At the conference, Zimmerman presented the results of a study designed to find out if the finger-pressure procedure (nasolacrimal occlusion) and the eyes-closed procedure increased the amount of drug that was absorbed by the eye (Arch Ophthalmol 1984;102:551-553). The study also measured the effects of nasolacrimal occlusion and eyelid closure on systemic absorption. He found that these simple procedures increase the amount of drug that gets into the eye, while at the same time, decrease the likelihood that the patient will experience systemic side effects.
The study Zimmerman discussed was done in two parts. The first experiment used 20 normal subjects to test the effect of nasolacrimal occlusion and eyelid closure on the amount of medication getting into the bloodstream.

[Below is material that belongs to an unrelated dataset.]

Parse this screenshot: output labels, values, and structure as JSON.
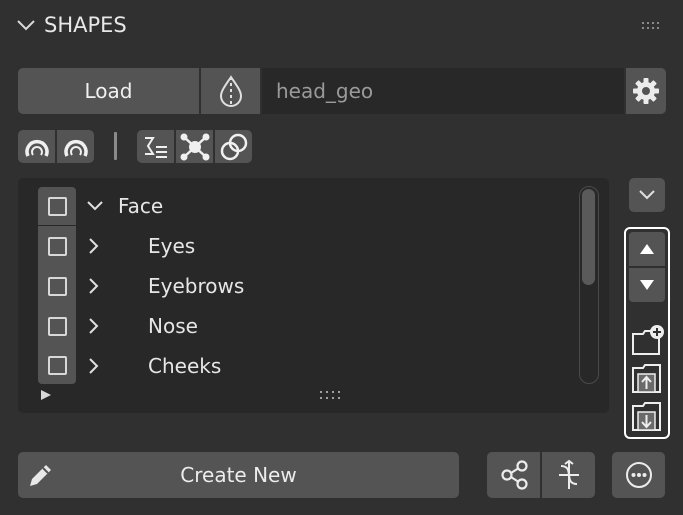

Plasma concentrations were determined by radioimmunoassay. On three separate occasions, subjects were administered one drop of 0.5% timolol maleate followed either by eyelid closure for five minutes, nasolacrimal occlusion for five minutes, or neither procedure. “Both techniques show about a 65% decrease in blood levels of the applied drug,” Zimmerman says. Cheapest online shopping – find cheap viagra online *checkout now at best fully-licensed pharmacy.